(a) The catcher shall station himself directly back of the plate. He may leave his position at any time to catch a pitch or make a play except that when the batter is being given an intentional base on balls, the catcher must stand with both feet within the lines of the catcher’s box until the ball leaves the pitcher’s hand. PENALTY: Balk.

(b) The pitcher, while in the act of delivering the ball to the batter, shall take his legal position;

(c) Except the pitcher and the catcher, any fielder may station himself anywhere in fair territory.

It wouldn’t be easy to rewrite part (c) to require two infielders to remain on each side of second base until the ball leaves the pitcher’s hand, because it’s not easy to define “infielders” and “infield.” But it certainly could be done.

Mind you, I’m not advocating such a rule. I’m just saying you’ll not be smite with lightning for thinking about it, and you’ll not fail if you actually try to devise a workable rule.

It’s just not going to bend that trendline.

A couple of days ago, Dave Cameron made an interesting point. I’d actually seen this mentioned a few weeks ago and meant to write something, but it’s Cameron’s and Verducci’s work that finally got me going. As Cameron notes, even with the dramatic rise of infield shifts, the batting average on balls in play has not changed.

In fact, this season’s .299 BABiP is the highest it’s been since 2009 (also .299). In fact, the MLB average has essentially held steady for the last 20 years.

When I first saw this, I was confused. If more and more teams are shifting, aren’t they saving more hits? And if they’re not saving more hits, then why are more and more teams shifting?

I asked John Dewan, co-author of The Fielding Bible and the leading documentarian (and promoter) of infield shifting. His response:

Rob, it’s because the number of batted balls on a shift is still a small percentage of all batted balls in play.

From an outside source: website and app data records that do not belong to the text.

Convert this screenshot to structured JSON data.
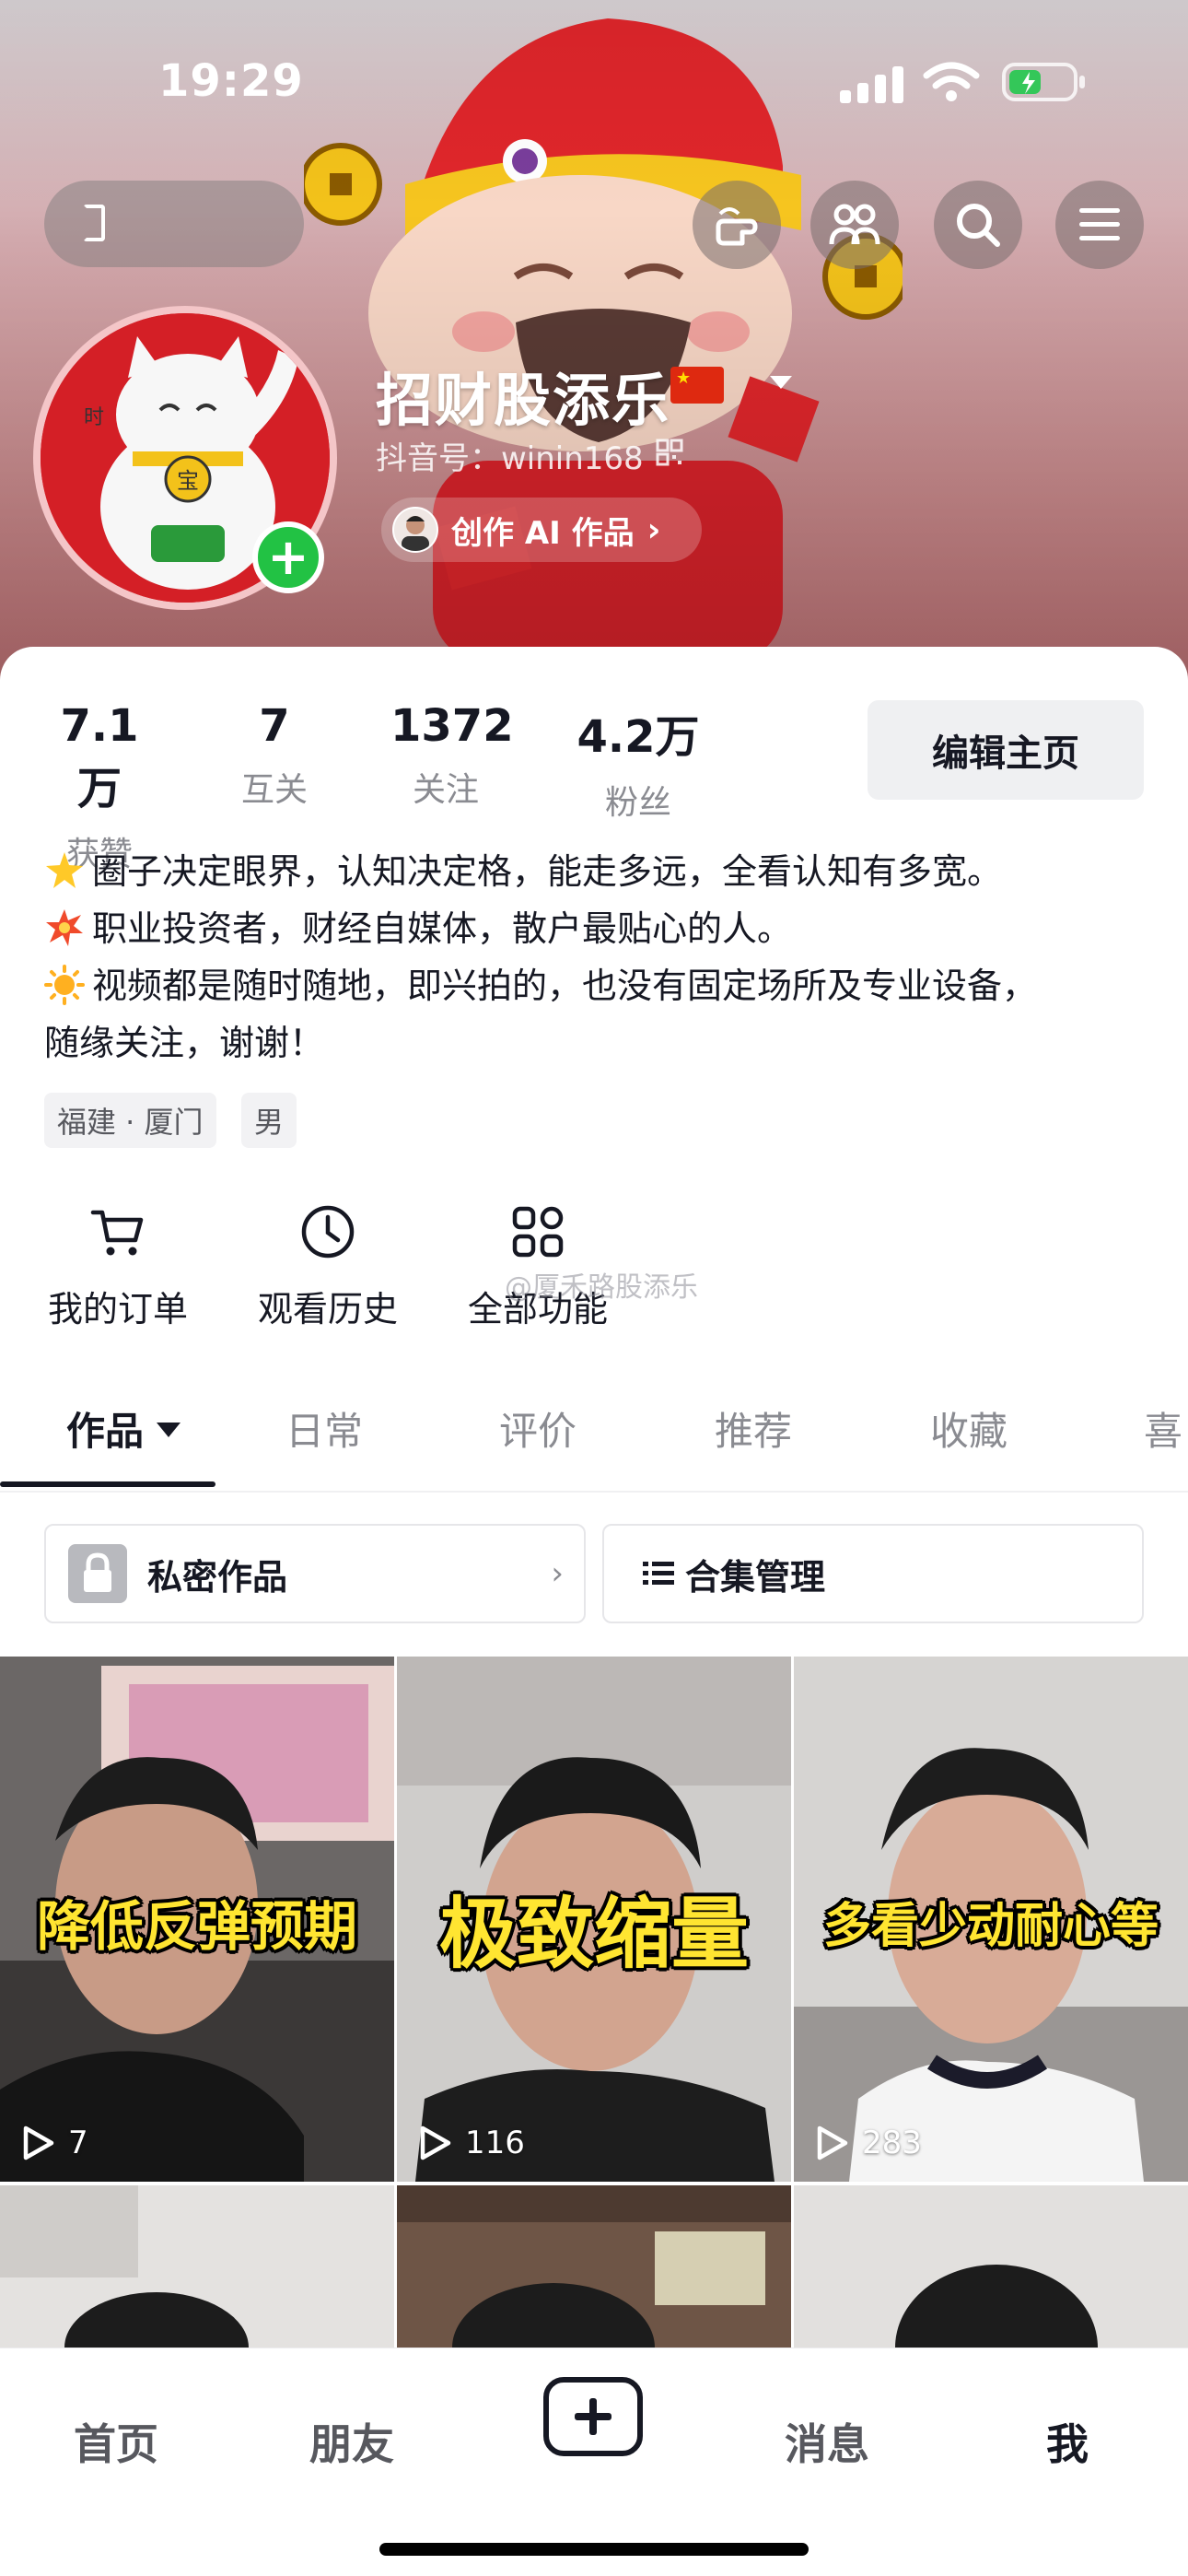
{
  "status_bar": {
    "time": "19:29"
  },
  "profile": {
    "nickname": "招财股添乐",
    "douyin_id": "抖音号：winin168",
    "ai_works_label": "创作 AI 作品"
  },
  "stats": [
    {
      "value": "7.1万",
      "label": "获赞"
    },
    {
      "value": "7",
      "label": "互关"
    },
    {
      "value": "1372",
      "label": "关注"
    },
    {
      "value": "4.2万",
      "label": "粉丝"
    }
  ],
  "edit_button": "编辑主页",
  "bio": {
    "line1": "圈子决定眼界，认知决定格，能走多远，全看认知有多宽。",
    "line2": "职业投资者，财经自媒体，散户最贴心的人。",
    "line3": "视频都是随时随地，即兴拍的，也没有固定场所及专业设备，",
    "line4": "随缘关注，谢谢！"
  },
  "tags": [
    "福建 · 厦门",
    "男"
  ],
  "functions": [
    {
      "label": "我的订单",
      "icon": "cart-icon"
    },
    {
      "label": "观看历史",
      "icon": "clock-icon"
    },
    {
      "label": "全部功能",
      "icon": "grid-icon"
    }
  ],
  "watermark": "@厦禾路股添乐",
  "tabs": [
    "作品",
    "日常",
    "评价",
    "推荐",
    "收藏",
    "喜"
  ],
  "sub_buttons": {
    "private": "私密作品",
    "collection": "合集管理"
  },
  "videos": [
    {
      "caption": "降低反弹预期",
      "plays": "7"
    },
    {
      "caption": "极致缩量",
      "plays": "116"
    },
    {
      "caption": "多看少动耐心等",
      "plays": "283"
    }
  ],
  "bottom_nav": [
    "首页",
    "朋友",
    "消息",
    "我"
  ],
  "colors": {
    "accent_green": "#22c244",
    "text_primary": "#161823",
    "text_secondary": "#8a8b91",
    "caption_yellow": "#ffe531"
  }
}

There have been about 40,000 grounders and short liners in MLB this year. The batting average on all grounders and short liners in baseball is .262. On shifted plays it’s .230, non-shifted plays .265. The shift is put on a little more than 10% of the time. The shift lowers the batting average on grounders and short liners by about 30 points (actually l35 points so far this year, 29 last year). So that’s 3 points, and that’s the drop in overall batting average from non-shifted plays to all plays, .265 to .262.

Now you factor in ALL balls in play and that 3 points gets lost further. So, the shift drops BABIP 1 or 2 points, and that gets lost in the noise between the year-to-year BABIPs.

Does that make sense?

It makes sense to me, but I’m not a math wiz. Does it make sense to you, out there in Internetland?

The alternate explanation, of course, is that shifting doesn’t really do anything at all. But I haven’t seen any evidence at all for that.

Getting back to the subject at hand, it’s fine to think about an illegal-defense rule, but it’s probably foolish to think it would actually have a significant impact on scoring. The only way to significantly boost scoring is to address the Strikeout Scourge, and the related drops in both walks and home runs.

It’s good that we’re finally thinking about the problem. Now we have to focus on the actual causes, instead of a bunch of managers fooling around with their infielders to save a few measly runs here and there.